▶ _Data_
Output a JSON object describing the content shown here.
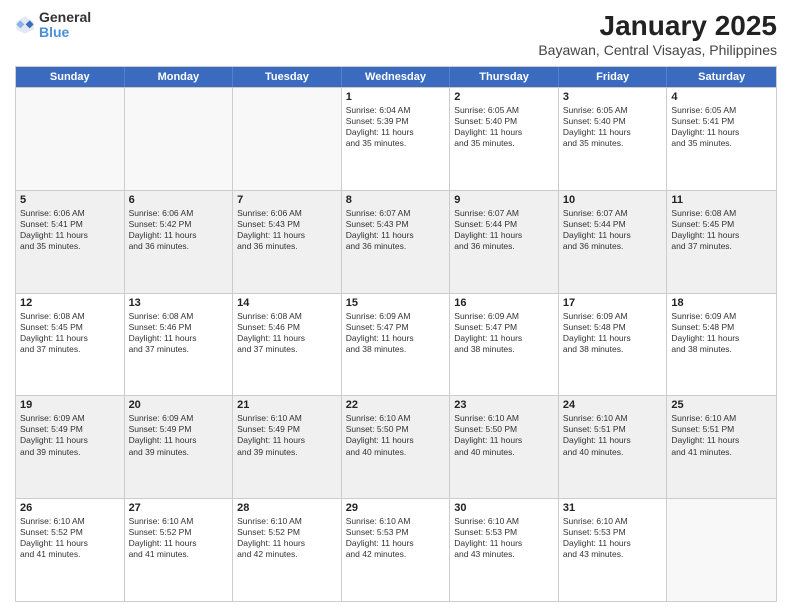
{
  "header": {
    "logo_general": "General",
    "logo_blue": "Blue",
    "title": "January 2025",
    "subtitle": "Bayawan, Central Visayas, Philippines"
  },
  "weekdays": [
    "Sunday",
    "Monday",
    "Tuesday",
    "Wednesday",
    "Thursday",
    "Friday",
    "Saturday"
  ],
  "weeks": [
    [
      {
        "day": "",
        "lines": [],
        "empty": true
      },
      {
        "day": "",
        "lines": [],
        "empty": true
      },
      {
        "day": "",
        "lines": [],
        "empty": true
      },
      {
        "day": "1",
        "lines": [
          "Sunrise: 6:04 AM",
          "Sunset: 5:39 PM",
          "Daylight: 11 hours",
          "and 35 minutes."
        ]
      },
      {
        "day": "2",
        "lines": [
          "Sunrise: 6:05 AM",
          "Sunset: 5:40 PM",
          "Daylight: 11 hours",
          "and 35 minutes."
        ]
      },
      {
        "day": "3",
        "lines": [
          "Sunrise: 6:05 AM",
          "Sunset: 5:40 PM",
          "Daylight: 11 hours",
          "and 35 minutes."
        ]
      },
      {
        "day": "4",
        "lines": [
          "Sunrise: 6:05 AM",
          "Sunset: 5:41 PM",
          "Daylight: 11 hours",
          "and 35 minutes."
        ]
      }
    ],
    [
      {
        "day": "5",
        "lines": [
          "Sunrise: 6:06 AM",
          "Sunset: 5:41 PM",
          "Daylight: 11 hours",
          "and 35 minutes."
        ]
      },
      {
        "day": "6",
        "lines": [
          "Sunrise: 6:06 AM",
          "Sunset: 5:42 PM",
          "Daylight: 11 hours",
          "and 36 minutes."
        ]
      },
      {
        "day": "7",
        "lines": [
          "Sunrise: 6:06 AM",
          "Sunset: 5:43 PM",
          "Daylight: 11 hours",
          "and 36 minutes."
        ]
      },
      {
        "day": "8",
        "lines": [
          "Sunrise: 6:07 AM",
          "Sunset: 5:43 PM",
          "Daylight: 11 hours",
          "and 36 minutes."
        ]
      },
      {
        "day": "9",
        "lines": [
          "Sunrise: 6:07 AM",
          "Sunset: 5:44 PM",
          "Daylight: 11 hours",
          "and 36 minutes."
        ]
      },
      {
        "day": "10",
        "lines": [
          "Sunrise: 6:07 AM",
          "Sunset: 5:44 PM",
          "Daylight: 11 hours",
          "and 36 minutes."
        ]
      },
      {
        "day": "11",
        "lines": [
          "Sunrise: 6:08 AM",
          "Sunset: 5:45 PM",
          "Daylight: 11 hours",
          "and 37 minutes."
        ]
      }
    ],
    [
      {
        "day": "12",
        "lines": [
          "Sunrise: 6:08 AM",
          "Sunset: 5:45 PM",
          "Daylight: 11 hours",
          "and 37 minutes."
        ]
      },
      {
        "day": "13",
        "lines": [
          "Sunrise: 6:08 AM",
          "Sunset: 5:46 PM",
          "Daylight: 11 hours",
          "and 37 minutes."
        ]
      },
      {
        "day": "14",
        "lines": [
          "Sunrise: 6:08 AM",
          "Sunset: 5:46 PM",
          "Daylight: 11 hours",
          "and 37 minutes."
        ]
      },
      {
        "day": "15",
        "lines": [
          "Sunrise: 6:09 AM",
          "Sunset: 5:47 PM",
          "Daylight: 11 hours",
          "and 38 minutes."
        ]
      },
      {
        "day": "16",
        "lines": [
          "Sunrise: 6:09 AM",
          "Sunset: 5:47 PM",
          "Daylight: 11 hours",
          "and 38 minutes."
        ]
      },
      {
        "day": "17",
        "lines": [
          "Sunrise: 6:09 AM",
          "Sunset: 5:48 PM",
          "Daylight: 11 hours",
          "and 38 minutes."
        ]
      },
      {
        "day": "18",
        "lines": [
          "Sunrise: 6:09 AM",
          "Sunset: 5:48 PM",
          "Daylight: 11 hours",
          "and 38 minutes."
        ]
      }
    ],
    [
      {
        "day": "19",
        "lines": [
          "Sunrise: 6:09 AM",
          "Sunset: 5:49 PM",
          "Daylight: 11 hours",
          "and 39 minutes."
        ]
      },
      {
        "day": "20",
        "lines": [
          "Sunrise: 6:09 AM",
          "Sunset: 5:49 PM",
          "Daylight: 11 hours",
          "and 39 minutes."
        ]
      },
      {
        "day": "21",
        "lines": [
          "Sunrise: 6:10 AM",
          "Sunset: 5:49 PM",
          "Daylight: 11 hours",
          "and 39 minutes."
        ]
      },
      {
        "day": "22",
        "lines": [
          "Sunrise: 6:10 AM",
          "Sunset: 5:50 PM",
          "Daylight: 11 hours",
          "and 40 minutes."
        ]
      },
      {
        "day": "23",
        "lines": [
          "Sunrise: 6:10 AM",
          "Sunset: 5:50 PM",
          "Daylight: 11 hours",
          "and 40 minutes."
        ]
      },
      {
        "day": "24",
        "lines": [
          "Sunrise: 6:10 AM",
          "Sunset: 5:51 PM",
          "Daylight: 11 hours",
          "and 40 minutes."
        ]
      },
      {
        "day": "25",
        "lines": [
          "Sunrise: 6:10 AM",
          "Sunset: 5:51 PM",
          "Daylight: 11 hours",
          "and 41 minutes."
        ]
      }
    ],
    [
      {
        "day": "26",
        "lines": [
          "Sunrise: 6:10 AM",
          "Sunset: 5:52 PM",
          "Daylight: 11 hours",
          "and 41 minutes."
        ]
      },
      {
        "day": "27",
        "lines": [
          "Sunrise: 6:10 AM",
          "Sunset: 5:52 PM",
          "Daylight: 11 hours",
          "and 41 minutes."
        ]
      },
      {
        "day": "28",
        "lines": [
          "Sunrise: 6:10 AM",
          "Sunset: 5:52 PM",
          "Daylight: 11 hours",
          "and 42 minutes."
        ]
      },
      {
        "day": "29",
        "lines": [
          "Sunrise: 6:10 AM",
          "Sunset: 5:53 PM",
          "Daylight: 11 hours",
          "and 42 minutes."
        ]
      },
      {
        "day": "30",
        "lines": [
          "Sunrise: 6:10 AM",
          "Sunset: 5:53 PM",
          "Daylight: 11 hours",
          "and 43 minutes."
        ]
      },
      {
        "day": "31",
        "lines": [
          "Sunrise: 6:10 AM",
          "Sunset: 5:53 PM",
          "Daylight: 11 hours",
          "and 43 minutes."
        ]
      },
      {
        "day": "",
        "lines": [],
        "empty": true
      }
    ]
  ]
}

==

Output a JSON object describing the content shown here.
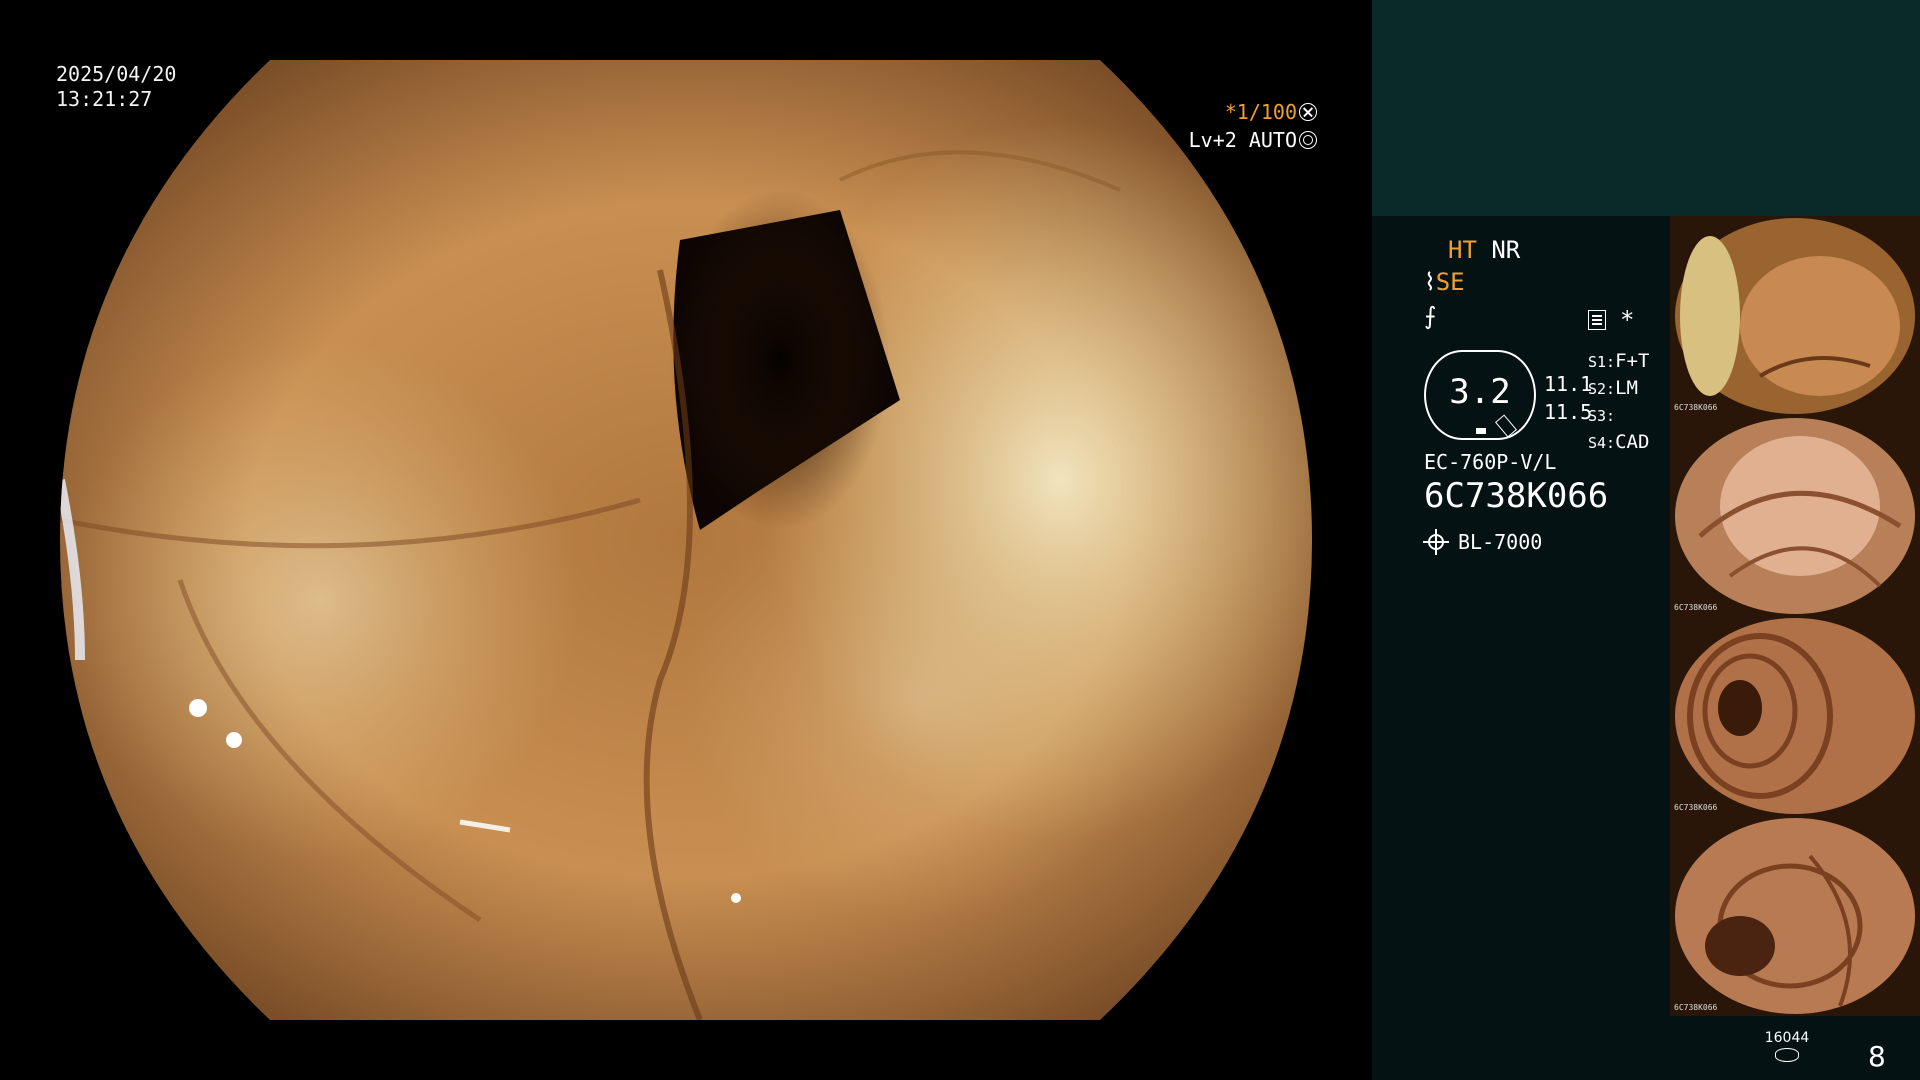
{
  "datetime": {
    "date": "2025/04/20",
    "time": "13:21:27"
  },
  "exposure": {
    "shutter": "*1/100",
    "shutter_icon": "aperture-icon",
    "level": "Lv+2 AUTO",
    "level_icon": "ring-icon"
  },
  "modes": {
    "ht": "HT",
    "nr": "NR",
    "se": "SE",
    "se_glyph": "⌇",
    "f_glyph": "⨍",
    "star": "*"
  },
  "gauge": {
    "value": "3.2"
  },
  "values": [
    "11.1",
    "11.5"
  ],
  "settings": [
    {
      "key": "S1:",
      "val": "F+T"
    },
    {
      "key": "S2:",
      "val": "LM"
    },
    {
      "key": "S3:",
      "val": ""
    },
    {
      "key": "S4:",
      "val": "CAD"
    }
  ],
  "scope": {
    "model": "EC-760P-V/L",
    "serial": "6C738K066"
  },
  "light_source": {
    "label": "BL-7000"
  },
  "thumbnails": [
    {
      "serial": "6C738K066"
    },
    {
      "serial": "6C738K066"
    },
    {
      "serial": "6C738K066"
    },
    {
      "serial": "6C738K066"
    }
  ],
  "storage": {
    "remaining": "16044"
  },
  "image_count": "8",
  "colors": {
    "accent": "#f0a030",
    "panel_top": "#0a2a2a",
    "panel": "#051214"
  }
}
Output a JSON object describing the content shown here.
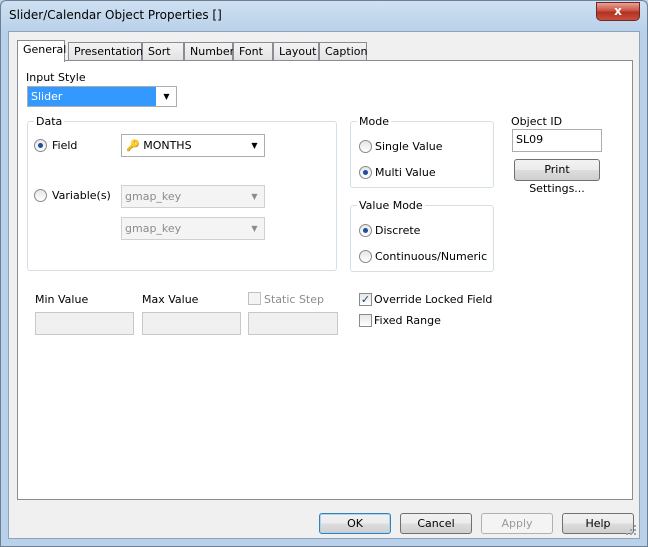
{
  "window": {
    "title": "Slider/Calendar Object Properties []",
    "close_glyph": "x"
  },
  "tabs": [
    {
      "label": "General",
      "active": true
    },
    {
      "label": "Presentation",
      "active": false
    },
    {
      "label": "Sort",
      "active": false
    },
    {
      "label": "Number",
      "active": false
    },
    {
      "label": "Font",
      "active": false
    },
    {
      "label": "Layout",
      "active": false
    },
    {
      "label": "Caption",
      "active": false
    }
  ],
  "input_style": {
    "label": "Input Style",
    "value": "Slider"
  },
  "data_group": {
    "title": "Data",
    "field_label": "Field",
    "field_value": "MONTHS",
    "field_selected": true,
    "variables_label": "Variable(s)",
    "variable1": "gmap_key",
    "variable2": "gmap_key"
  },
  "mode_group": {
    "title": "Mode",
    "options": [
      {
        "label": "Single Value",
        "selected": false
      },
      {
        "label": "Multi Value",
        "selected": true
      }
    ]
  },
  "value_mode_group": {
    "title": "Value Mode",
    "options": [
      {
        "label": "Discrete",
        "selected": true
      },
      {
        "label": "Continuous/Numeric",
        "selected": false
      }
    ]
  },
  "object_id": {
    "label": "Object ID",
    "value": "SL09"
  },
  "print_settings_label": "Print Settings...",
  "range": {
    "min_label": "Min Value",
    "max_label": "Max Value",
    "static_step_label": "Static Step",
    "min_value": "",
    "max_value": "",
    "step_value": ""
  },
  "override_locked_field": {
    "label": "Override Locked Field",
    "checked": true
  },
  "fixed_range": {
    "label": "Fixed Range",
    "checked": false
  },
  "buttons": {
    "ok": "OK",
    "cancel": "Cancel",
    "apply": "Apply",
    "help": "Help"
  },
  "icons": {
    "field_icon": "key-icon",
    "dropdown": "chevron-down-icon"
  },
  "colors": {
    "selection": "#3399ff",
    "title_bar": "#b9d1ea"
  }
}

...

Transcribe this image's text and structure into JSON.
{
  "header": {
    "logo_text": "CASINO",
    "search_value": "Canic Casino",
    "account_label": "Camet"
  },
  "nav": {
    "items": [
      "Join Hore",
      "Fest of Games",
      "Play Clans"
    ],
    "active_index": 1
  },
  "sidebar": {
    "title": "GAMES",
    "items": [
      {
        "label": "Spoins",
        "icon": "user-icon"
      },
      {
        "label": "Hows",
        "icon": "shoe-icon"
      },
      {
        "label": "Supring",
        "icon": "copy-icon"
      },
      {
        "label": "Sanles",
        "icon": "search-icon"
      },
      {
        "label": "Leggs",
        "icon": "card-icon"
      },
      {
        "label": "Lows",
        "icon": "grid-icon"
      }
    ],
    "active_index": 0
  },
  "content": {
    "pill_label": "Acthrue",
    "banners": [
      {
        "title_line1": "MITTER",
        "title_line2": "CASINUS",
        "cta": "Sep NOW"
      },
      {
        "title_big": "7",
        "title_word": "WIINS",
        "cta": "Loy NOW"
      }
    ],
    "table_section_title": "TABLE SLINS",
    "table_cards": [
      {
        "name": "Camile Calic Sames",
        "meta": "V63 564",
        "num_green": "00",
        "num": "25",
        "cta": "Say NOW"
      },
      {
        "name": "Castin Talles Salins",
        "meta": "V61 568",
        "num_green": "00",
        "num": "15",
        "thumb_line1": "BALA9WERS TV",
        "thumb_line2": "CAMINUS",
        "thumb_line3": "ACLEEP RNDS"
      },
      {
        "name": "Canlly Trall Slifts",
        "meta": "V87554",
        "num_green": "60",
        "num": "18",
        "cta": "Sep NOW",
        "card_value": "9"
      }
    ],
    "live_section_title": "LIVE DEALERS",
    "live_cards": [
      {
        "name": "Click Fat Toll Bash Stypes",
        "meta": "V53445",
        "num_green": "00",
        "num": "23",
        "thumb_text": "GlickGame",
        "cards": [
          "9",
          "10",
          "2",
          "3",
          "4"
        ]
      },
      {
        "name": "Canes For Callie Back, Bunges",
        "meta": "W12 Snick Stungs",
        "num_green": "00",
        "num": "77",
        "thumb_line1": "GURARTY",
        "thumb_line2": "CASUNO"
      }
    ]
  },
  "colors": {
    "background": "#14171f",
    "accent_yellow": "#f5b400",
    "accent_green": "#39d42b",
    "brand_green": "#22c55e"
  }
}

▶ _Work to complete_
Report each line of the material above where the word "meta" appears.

▶ _Solution for this problem_
        "meta": "V63 564",
        "meta": "V61 568",
        "meta": "V87554",
        "meta": "V53445",
        "meta": "W12 Snick Stungs",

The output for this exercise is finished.